**What the task asks**
Only lines containing the word "this" belong in the answer; copy each one from the records.

*** Opening Data to use ***

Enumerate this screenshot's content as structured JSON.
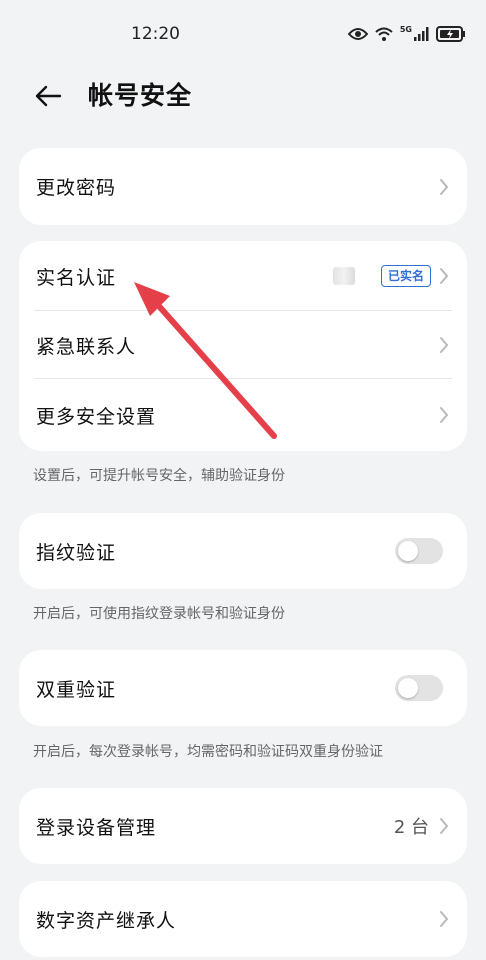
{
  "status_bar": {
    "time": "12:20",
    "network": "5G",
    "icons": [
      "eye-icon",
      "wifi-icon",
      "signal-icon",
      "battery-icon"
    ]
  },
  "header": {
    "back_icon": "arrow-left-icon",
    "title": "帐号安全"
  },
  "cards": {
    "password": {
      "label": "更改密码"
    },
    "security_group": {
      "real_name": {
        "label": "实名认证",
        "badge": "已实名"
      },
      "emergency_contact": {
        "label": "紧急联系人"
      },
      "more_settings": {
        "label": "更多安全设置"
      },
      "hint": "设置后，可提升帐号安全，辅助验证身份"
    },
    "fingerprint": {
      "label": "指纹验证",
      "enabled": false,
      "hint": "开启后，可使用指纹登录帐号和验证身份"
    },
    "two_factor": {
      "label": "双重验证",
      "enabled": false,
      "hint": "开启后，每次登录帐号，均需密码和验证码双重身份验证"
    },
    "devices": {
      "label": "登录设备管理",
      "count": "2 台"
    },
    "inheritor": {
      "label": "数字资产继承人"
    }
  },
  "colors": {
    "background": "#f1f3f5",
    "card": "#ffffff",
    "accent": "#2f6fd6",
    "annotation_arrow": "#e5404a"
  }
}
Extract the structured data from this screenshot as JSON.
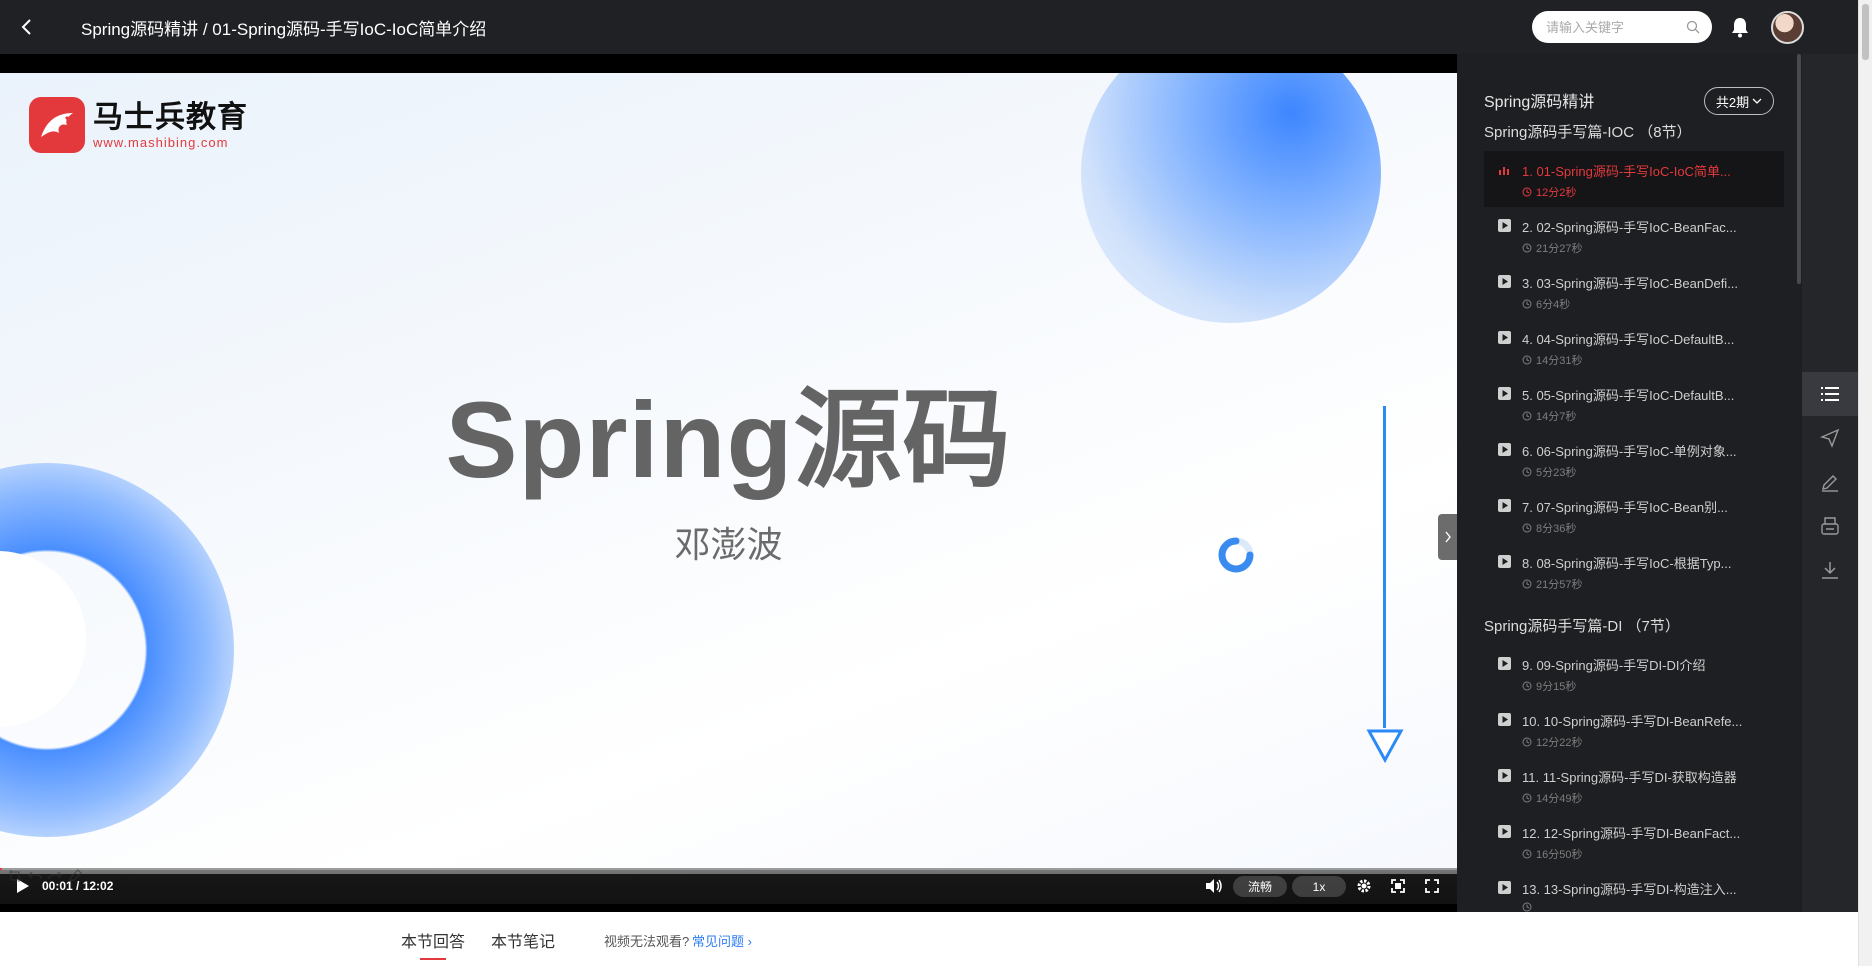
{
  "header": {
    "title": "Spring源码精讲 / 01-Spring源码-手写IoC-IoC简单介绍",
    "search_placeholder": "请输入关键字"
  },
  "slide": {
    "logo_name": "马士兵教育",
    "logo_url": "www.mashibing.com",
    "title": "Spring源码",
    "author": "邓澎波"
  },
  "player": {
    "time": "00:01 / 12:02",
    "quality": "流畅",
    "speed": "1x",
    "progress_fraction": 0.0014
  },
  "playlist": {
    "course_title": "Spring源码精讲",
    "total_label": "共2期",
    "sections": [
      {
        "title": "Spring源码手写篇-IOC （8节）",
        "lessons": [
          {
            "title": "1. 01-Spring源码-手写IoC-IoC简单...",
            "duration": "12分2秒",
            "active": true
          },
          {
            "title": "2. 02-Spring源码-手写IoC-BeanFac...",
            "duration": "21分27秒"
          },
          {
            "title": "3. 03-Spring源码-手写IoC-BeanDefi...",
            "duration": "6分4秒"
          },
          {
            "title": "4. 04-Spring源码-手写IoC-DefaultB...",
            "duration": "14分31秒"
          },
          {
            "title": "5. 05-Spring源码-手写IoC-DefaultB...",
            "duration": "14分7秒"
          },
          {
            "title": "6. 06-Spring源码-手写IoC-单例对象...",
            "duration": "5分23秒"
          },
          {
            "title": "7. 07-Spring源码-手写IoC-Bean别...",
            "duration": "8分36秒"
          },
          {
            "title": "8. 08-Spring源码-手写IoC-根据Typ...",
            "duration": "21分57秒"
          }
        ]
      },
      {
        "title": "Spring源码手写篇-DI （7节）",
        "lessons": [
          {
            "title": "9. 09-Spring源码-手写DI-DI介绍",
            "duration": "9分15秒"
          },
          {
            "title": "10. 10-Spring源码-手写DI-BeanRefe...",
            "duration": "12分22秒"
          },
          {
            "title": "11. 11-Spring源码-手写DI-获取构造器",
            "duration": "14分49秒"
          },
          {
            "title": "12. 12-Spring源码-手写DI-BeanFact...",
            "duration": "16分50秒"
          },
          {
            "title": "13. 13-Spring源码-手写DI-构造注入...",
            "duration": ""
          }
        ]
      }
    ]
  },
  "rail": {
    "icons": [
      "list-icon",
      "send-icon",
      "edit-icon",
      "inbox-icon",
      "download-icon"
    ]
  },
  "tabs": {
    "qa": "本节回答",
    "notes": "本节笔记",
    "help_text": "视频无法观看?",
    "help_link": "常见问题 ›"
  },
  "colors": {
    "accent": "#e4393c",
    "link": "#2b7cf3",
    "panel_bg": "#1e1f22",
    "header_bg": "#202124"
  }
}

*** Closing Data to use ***
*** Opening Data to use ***

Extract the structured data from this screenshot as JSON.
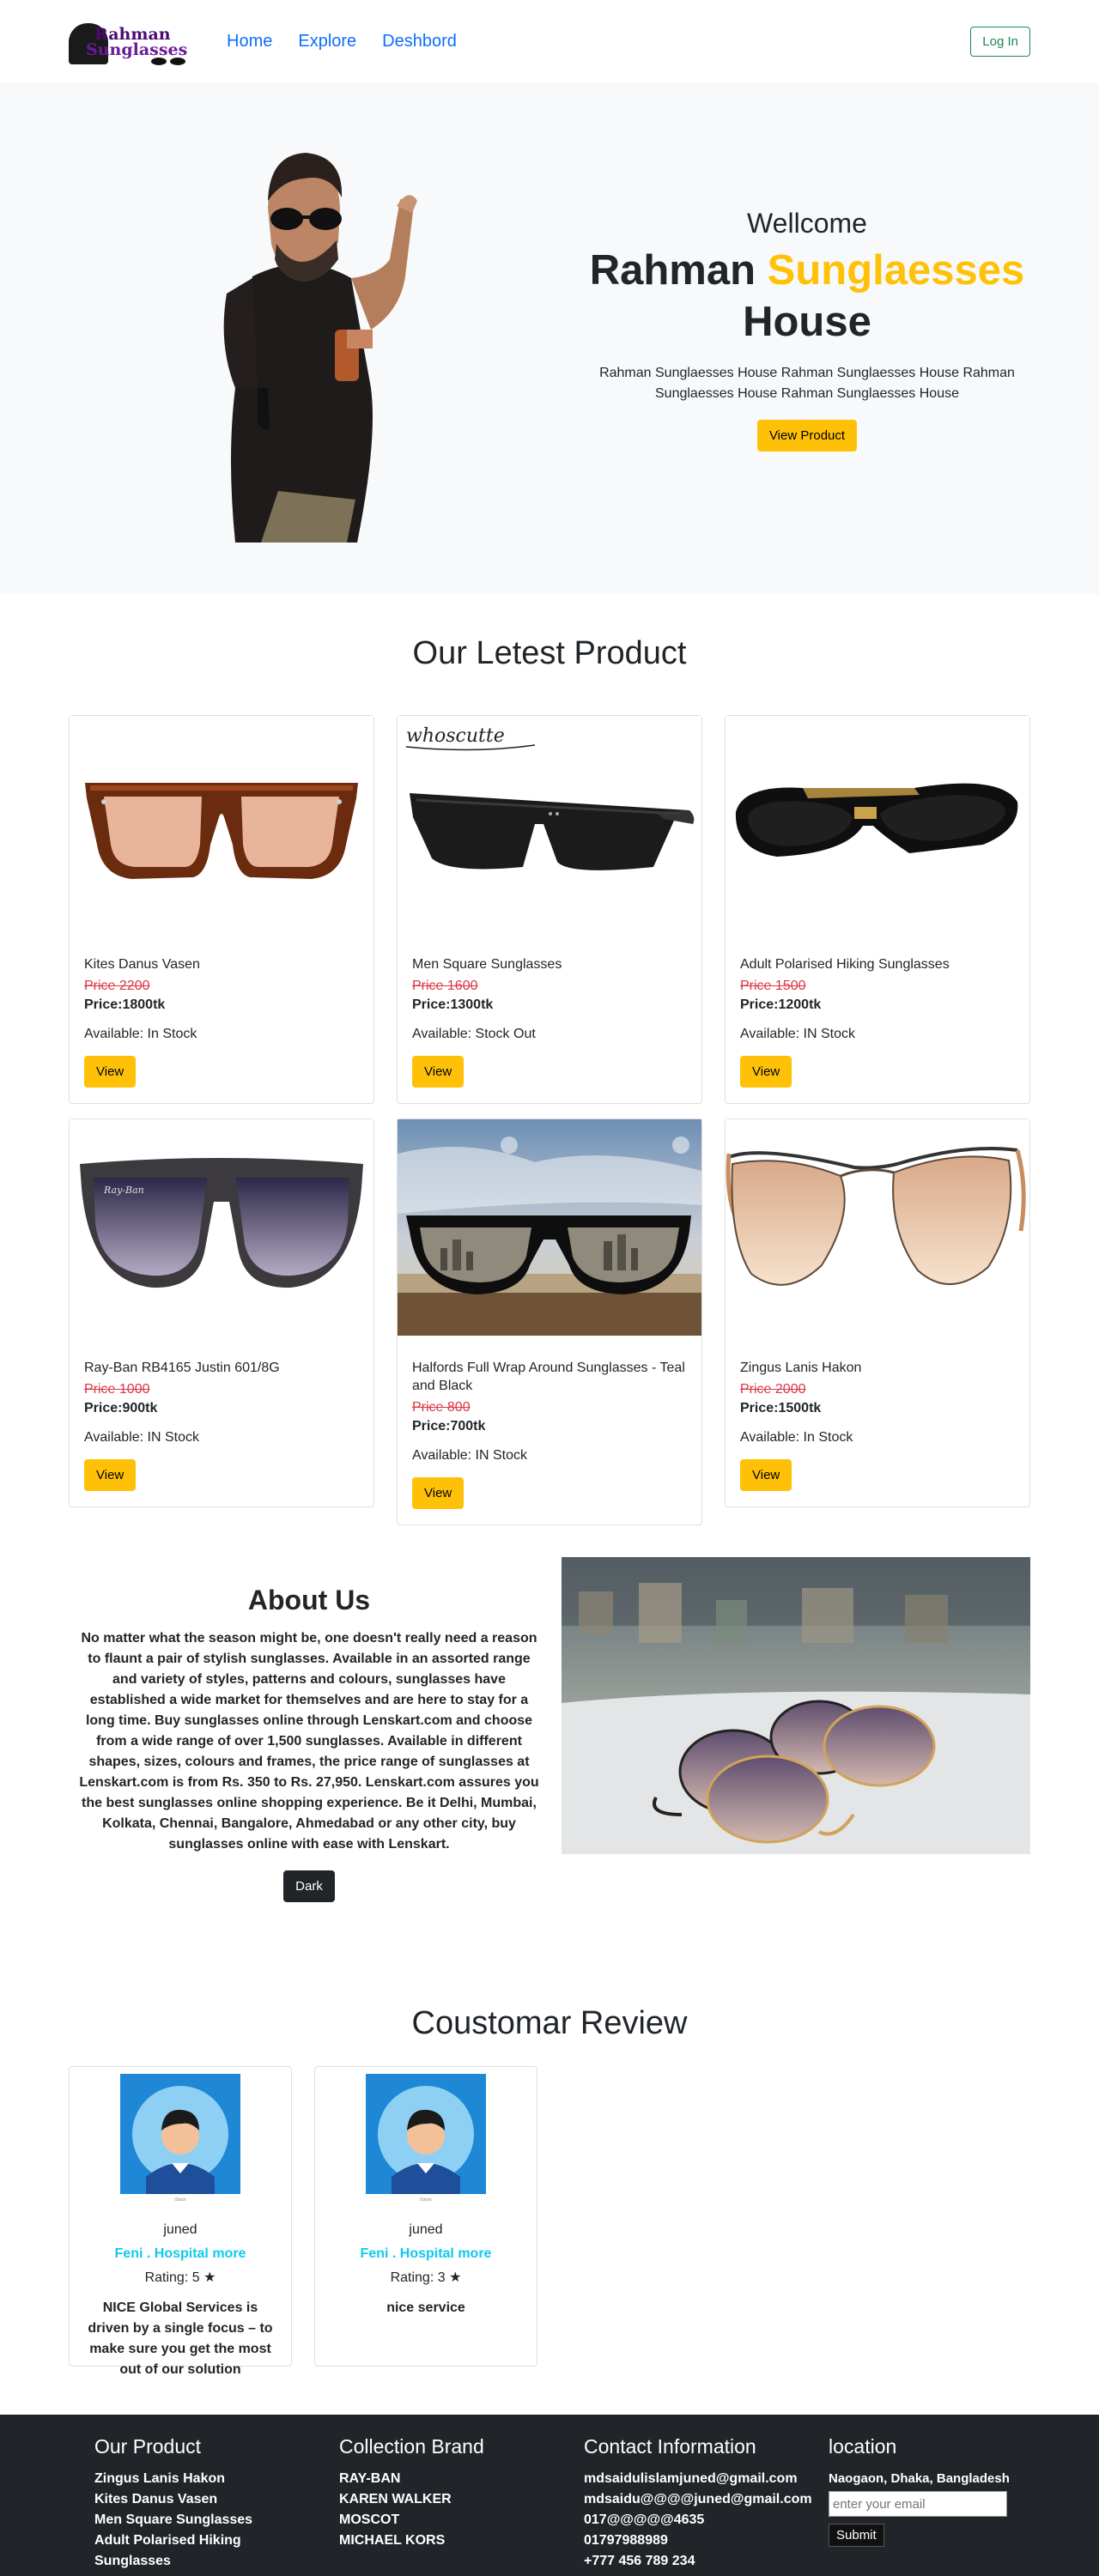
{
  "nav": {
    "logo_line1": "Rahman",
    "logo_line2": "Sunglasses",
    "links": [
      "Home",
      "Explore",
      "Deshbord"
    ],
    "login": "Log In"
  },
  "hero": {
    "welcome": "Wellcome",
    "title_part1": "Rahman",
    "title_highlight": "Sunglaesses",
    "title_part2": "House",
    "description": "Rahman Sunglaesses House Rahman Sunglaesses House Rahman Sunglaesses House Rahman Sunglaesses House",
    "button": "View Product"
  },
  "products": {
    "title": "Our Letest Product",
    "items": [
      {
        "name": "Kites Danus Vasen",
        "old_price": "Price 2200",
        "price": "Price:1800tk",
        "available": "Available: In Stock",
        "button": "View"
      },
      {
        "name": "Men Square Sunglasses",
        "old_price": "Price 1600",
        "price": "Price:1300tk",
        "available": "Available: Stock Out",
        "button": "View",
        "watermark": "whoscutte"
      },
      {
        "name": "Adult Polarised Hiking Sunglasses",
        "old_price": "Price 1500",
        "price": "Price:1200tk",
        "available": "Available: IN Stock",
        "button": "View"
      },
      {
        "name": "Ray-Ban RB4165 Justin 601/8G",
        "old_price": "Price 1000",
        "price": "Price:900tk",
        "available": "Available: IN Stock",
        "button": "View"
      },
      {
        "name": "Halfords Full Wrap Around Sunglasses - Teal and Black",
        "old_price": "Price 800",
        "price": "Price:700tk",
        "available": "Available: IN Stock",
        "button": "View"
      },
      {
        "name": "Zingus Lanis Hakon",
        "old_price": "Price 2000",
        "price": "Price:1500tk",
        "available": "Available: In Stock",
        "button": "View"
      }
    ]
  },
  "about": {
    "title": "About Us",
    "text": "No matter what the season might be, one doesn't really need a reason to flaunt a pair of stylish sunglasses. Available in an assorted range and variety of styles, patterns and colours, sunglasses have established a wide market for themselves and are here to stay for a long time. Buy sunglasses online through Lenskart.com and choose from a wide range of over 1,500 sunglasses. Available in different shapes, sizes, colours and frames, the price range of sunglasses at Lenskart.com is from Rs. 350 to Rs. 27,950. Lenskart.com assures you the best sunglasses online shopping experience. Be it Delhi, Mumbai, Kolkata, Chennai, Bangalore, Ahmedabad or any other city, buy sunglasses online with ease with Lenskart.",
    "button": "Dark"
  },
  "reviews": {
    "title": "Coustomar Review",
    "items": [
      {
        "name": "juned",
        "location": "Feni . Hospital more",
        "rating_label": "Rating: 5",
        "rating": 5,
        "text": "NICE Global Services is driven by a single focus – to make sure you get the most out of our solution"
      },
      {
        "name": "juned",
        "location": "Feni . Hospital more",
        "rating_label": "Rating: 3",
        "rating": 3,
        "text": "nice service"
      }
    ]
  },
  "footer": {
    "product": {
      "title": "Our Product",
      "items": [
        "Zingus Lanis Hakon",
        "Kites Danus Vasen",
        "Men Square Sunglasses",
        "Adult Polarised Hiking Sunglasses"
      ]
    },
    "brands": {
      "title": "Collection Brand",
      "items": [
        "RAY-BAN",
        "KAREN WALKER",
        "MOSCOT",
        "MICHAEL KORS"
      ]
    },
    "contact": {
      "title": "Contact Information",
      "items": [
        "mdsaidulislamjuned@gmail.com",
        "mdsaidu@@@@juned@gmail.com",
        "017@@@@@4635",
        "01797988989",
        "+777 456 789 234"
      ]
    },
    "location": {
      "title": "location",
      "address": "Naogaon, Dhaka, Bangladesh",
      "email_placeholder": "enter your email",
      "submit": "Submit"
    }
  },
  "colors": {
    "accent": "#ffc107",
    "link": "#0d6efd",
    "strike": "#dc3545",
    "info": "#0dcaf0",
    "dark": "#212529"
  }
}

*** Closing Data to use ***
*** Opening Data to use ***

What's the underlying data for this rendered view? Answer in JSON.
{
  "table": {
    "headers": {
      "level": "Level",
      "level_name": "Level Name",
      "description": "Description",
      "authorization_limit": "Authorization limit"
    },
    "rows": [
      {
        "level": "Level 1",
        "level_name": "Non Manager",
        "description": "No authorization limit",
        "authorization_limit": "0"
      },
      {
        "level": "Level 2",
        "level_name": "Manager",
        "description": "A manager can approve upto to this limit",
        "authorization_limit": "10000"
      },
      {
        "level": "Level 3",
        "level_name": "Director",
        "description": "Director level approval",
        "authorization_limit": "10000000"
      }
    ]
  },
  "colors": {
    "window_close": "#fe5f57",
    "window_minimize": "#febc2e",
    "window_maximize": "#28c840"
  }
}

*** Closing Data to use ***

**Finished task**
Enumerate this screenshot's content as structured JSON.
Extract the structured data from this screenshot as JSON.
Extract the structured data from this screenshot as JSON.
What's the underlying data for this rendered view? Answer in JSON.
        "description": "A manager can approve upto to this limit",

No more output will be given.